* **AIM OF THE EXERCISE**
In the data, extract each line that holds the string "Nuevo".

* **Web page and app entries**
★ ★ ★

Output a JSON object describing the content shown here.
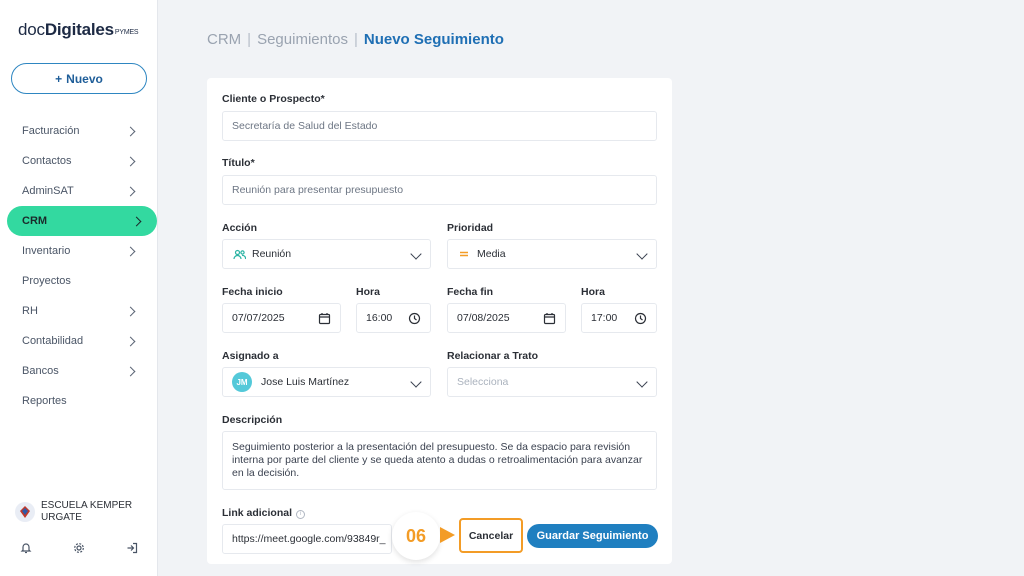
{
  "brand": {
    "name_light": "doc",
    "name_bold": "Digitales",
    "suffix": "PYMES"
  },
  "sidebar": {
    "new_button": {
      "icon": "+",
      "label": "Nuevo"
    },
    "items": [
      {
        "label": "Facturación",
        "has_chevron": true
      },
      {
        "label": "Contactos",
        "has_chevron": true
      },
      {
        "label": "AdminSAT",
        "has_chevron": true
      },
      {
        "label": "CRM",
        "has_chevron": true,
        "active": true
      },
      {
        "label": "Inventario",
        "has_chevron": true
      },
      {
        "label": "Proyectos",
        "has_chevron": false
      },
      {
        "label": "RH",
        "has_chevron": true
      },
      {
        "label": "Contabilidad",
        "has_chevron": true
      },
      {
        "label": "Bancos",
        "has_chevron": true
      },
      {
        "label": "Reportes",
        "has_chevron": false
      }
    ],
    "org_name": "ESCUELA KEMPER URGATE",
    "bottom_icons": [
      "bell-icon",
      "gear-icon",
      "logout-icon"
    ],
    "accent_color": "#33d9a0"
  },
  "breadcrumb": {
    "part1": "CRM",
    "sep": "|",
    "part2": "Seguimientos",
    "current": "Nuevo Seguimiento"
  },
  "form": {
    "client_label": "Cliente o Prospecto*",
    "client_value": "Secretaría de Salud del Estado",
    "title_label": "Título*",
    "title_value": "Reunión para presentar presupuesto",
    "action_label": "Acción",
    "action_value": "Reunión",
    "priority_label": "Prioridad",
    "priority_value": "Media",
    "start_date_label": "Fecha inicio",
    "start_date_value": "07/07/2025",
    "start_time_label": "Hora",
    "start_time_value": "16:00",
    "end_date_label": "Fecha fin",
    "end_date_value": "07/08/2025",
    "end_time_label": "Hora",
    "end_time_value": "17:00",
    "assigned_label": "Asignado a",
    "assigned_initials": "JM",
    "assigned_value": "Jose Luis Martínez",
    "deal_label": "Relacionar a Trato",
    "deal_placeholder": "Selecciona",
    "description_label": "Descripción",
    "description_value": "Seguimiento posterior a la presentación del presupuesto. Se da espacio para revisión interna por parte del cliente y se queda atento a dudas o retroalimentación para avanzar en la decisión.",
    "link_label": "Link adicional",
    "link_value": "https://meet.google.com/93849r_"
  },
  "actions": {
    "step_number": "06",
    "cancel_label": "Cancelar",
    "save_label": "Guardar Seguimiento"
  },
  "colors": {
    "primary": "#1f7fc0",
    "highlight": "#f39c26"
  }
}
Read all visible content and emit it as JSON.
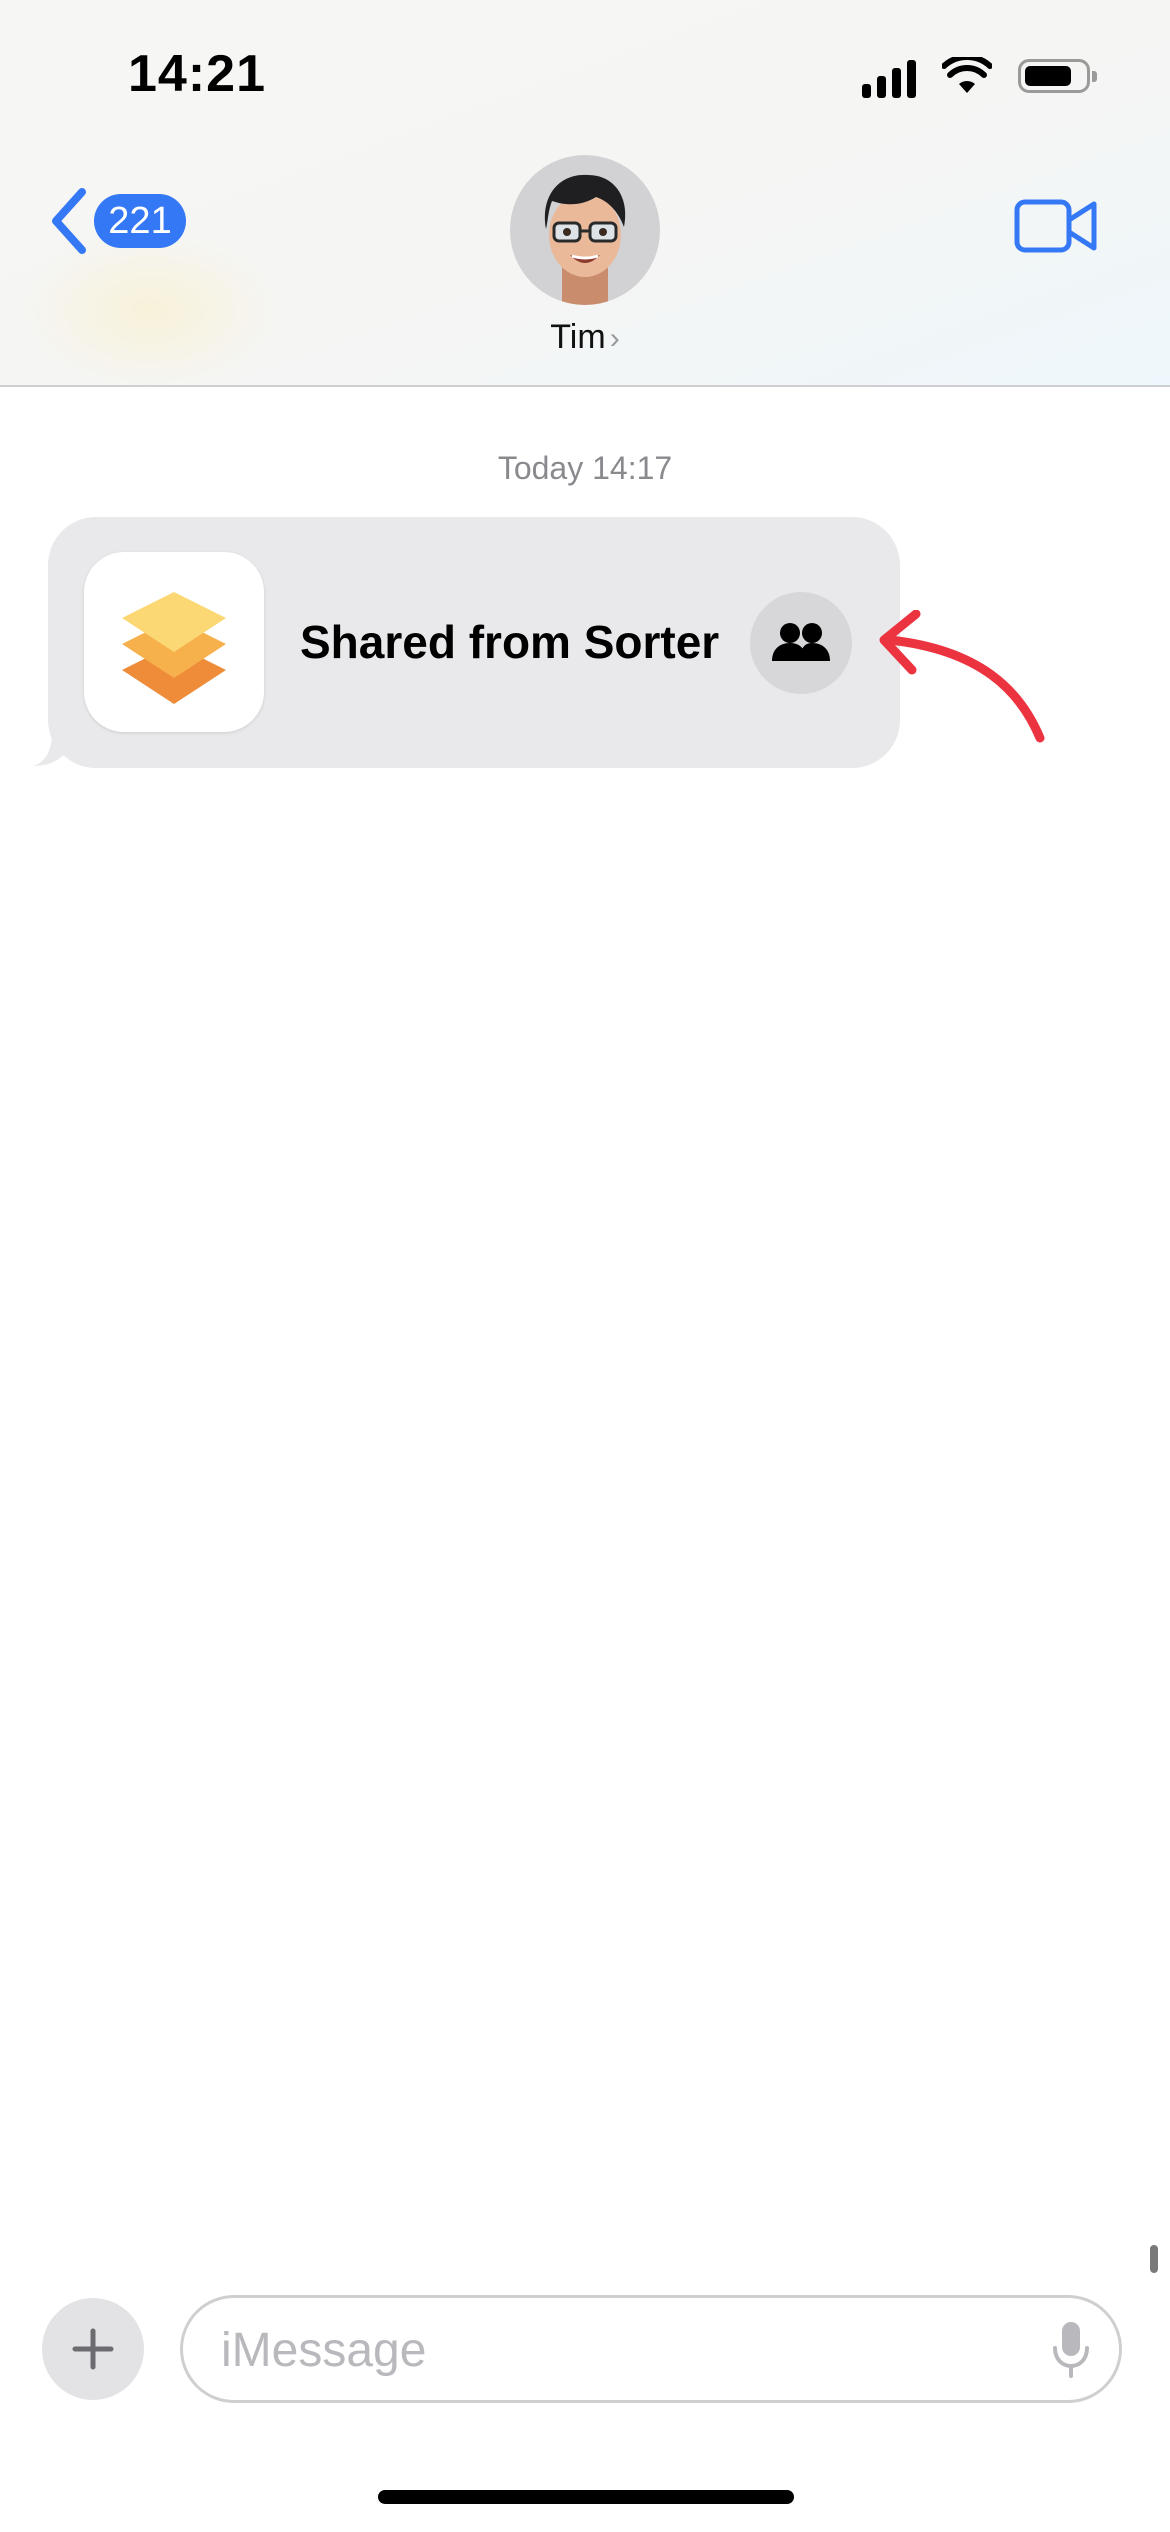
{
  "status_bar": {
    "time": "14:21"
  },
  "header": {
    "back_badge_count": "221",
    "contact_name": "Tim",
    "contact_chevron": "›",
    "accent_color": "#3478f6"
  },
  "conversation": {
    "timestamp": "Today 14:17",
    "message": {
      "title": "Shared from Sorter",
      "app_icon": "sorter-app-icon",
      "action_icon": "people-icon"
    },
    "annotation_color": "#ec3440"
  },
  "composer": {
    "placeholder": "iMessage",
    "plus_icon": "plus-icon",
    "mic_icon": "microphone-icon"
  }
}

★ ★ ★

* **ANSWER SPACE**
      "label": "Nuevo"
    "current": "Nuevo Seguimiento"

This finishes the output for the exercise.